Element data from apps and pages:
==*==

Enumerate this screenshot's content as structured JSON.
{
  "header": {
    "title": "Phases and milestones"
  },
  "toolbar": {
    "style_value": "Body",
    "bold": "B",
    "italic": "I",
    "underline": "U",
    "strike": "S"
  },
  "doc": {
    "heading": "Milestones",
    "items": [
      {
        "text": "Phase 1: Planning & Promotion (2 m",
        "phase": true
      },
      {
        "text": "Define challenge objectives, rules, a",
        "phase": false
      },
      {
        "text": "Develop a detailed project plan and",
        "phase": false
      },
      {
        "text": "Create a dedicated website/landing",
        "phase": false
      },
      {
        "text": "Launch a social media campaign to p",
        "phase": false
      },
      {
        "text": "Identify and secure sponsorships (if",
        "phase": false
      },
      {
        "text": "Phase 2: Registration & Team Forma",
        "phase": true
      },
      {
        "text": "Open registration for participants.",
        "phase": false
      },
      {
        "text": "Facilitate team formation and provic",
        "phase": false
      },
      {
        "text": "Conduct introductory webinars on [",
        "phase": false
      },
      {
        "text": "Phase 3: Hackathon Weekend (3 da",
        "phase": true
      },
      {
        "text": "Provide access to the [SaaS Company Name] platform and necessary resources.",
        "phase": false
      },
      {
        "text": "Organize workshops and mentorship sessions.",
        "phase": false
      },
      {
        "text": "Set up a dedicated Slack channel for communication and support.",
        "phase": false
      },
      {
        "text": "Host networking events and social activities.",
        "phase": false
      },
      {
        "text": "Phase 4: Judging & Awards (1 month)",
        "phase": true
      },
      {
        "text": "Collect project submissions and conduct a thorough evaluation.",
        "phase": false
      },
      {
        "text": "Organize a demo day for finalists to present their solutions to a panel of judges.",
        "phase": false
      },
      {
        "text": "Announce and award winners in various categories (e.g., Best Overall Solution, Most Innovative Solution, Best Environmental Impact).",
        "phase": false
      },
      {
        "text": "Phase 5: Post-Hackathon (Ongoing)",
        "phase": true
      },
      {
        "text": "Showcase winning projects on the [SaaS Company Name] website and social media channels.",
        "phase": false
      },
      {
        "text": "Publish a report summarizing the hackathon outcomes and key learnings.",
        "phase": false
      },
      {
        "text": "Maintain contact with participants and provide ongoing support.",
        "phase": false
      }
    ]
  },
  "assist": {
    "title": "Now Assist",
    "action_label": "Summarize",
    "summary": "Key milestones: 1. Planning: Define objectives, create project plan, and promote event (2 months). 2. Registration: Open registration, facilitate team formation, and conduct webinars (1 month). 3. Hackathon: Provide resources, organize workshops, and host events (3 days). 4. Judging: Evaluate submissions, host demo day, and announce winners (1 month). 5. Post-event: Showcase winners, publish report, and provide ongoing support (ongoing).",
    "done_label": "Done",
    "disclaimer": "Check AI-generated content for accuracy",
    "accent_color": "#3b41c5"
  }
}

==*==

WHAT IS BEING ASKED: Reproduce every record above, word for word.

RESPONSE TO THIS TASK:
Enumerate this screenshot's content as structured JSON.
{
  "header": {
    "title": "Phases and milestones"
  },
  "toolbar": {
    "style_value": "Body",
    "bold": "B",
    "italic": "I",
    "underline": "U",
    "strike": "S"
  },
  "doc": {
    "heading": "Milestones",
    "items": [
      {
        "text": "Phase 1: Planning & Promotion (2 m",
        "phase": true
      },
      {
        "text": "Define challenge objectives, rules, a",
        "phase": false
      },
      {
        "text": "Develop a detailed project plan and",
        "phase": false
      },
      {
        "text": "Create a dedicated website/landing",
        "phase": false
      },
      {
        "text": "Launch a social media campaign to p",
        "phase": false
      },
      {
        "text": "Identify and secure sponsorships (if",
        "phase": false
      },
      {
        "text": "Phase 2: Registration & Team Forma",
        "phase": true
      },
      {
        "text": "Open registration for participants.",
        "phase": false
      },
      {
        "text": "Facilitate team formation and provic",
        "phase": false
      },
      {
        "text": "Conduct introductory webinars on [",
        "phase": false
      },
      {
        "text": "Phase 3: Hackathon Weekend (3 da",
        "phase": true
      },
      {
        "text": "Provide access to the [SaaS Company Name] platform and necessary resources.",
        "phase": false
      },
      {
        "text": "Organize workshops and mentorship sessions.",
        "phase": false
      },
      {
        "text": "Set up a dedicated Slack channel for communication and support.",
        "phase": false
      },
      {
        "text": "Host networking events and social activities.",
        "phase": false
      },
      {
        "text": "Phase 4: Judging & Awards (1 month)",
        "phase": true
      },
      {
        "text": "Collect project submissions and conduct a thorough evaluation.",
        "phase": false
      },
      {
        "text": "Organize a demo day for finalists to present their solutions to a panel of judges.",
        "phase": false
      },
      {
        "text": "Announce and award winners in various categories (e.g., Best Overall Solution, Most Innovative Solution, Best Environmental Impact).",
        "phase": false
      },
      {
        "text": "Phase 5: Post-Hackathon (Ongoing)",
        "phase": true
      },
      {
        "text": "Showcase winning projects on the [SaaS Company Name] website and social media channels.",
        "phase": false
      },
      {
        "text": "Publish a report summarizing the hackathon outcomes and key learnings.",
        "phase": false
      },
      {
        "text": "Maintain contact with participants and provide ongoing support.",
        "phase": false
      }
    ]
  },
  "assist": {
    "title": "Now Assist",
    "action_label": "Summarize",
    "summary": "Key milestones: 1. Planning: Define objectives, create project plan, and promote event (2 months). 2. Registration: Open registration, facilitate team formation, and conduct webinars (1 month). 3. Hackathon: Provide resources, organize workshops, and host events (3 days). 4. Judging: Evaluate submissions, host demo day, and announce winners (1 month). 5. Post-event: Showcase winners, publish report, and provide ongoing support (ongoing).",
    "done_label": "Done",
    "disclaimer": "Check AI-generated content for accuracy",
    "accent_color": "#3b41c5"
  }
}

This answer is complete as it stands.